Interest Rate Derivatives

The best approach to valuing ore complex interest rate derivatives is to use a lattice, or possibly a Monte Carlo simulation, that is calibrated to the forward interest rate and volatility curves. The Black-Derman-Toy lognormal distribution  model and the Hull-White mean-reverting normal distribution model are two popular choices. I have written about both of these models and also the Ho-Lee and Heath-Jarrow-Morton models. Copies of these articles, which I list below are available on request. More recently I wrote about using a closed-form solution to value interest rate floor with a 0% exercise price. That article is here.

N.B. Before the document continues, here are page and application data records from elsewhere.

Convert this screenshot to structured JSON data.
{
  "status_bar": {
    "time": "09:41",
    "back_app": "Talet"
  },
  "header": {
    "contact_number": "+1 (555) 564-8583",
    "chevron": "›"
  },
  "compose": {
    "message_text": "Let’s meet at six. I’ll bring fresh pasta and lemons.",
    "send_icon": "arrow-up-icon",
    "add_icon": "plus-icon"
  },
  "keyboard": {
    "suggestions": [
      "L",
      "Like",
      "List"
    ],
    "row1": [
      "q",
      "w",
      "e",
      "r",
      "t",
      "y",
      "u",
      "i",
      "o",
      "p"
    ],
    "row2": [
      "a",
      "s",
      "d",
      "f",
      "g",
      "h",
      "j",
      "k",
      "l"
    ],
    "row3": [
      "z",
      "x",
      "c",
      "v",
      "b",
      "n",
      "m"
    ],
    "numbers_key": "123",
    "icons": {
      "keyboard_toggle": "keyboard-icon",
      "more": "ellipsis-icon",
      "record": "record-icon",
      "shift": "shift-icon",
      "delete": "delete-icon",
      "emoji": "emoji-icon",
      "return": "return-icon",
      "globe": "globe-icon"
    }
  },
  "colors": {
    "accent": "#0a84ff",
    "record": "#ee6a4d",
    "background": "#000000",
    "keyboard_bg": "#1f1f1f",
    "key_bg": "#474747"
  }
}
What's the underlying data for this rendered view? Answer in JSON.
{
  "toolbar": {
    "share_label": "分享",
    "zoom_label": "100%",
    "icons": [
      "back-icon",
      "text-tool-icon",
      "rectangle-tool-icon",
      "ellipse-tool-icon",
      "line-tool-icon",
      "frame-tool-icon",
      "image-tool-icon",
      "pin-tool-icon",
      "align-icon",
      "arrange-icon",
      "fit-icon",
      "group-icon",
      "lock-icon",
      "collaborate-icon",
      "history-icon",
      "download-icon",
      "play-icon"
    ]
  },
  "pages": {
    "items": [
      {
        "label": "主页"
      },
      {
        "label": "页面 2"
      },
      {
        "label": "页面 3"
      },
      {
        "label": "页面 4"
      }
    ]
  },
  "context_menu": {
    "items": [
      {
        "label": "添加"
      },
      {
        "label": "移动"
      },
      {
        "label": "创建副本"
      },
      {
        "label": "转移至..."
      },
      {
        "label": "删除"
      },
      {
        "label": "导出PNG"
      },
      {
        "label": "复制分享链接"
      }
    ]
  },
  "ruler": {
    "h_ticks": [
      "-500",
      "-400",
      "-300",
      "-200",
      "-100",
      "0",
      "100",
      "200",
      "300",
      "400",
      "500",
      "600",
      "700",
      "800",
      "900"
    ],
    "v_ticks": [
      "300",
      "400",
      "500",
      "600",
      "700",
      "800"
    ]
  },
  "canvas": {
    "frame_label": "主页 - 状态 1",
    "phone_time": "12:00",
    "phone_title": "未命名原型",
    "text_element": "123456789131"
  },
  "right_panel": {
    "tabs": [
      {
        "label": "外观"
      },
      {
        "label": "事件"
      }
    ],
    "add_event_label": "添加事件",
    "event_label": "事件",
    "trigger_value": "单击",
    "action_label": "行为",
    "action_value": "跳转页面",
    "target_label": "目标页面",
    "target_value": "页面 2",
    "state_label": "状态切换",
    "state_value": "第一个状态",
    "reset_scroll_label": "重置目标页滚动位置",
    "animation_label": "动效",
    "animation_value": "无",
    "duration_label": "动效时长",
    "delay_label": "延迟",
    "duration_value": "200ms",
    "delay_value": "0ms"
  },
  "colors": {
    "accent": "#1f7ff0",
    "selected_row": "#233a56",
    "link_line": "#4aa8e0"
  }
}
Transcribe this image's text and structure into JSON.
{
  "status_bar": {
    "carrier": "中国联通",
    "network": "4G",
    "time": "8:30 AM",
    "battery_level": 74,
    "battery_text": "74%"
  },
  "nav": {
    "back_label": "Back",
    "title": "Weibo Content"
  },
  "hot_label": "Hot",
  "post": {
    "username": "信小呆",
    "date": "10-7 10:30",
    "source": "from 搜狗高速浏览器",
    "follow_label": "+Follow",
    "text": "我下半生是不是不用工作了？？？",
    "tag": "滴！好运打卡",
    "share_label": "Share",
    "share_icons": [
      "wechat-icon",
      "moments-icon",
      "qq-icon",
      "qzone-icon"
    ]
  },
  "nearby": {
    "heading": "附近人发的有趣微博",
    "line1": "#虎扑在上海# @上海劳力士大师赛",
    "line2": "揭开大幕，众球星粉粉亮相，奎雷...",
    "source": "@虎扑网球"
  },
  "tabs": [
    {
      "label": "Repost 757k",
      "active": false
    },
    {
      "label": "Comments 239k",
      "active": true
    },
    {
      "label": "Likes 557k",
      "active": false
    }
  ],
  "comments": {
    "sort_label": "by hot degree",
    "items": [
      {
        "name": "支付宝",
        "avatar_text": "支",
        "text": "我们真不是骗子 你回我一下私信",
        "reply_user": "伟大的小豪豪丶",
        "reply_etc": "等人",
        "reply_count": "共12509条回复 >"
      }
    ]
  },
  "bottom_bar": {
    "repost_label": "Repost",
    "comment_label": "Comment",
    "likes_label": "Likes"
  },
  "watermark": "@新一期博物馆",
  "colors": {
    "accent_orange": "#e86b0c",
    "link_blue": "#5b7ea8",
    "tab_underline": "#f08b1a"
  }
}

Dwight Grant and Gautam Vora, “Extending the Universality of the Heath-Jarrow-Morton Model,” Review of Financial Economics 15 2 (2006) 129 – 157.

 

Dwight Grant and Gautam Vora, “Building Lattices: From Cox, Ross and Rubinstein to Heath, Jarrow and Morton,” Journal of Financial Education 31 (Spring 2005) 68 – 85.

 

Dwight Grant and Gautam Vora, “Analytical Implementation of the Ho and Lee Model of the Evolution of the Spot Interest Rate,” Global Finance Journal 14, 1 (May 2003) 19 – 47.

 

Dwight Grant and Gautam Vora, “The Hull and White Model of the Short Rate: An Alternative Analytical Representation,” Journal of Financial Research 25 (Winter 2002), 463 – 76.

 

Dwight Grant and Gautam Vora, “An Analytical Approximation of the Hull and White Model,” Journal of Derivatives (Winter 2001), 54 – 60. 

 

Dwight Grant and Gautam Vora, “Implementing No-Arbitrage Term Structure of Interest Rate Models in Discrete Time When Interest Rates Are Normally Distributed,” Journal of Fixed Income 8 4 (March 1999), 85 – 98.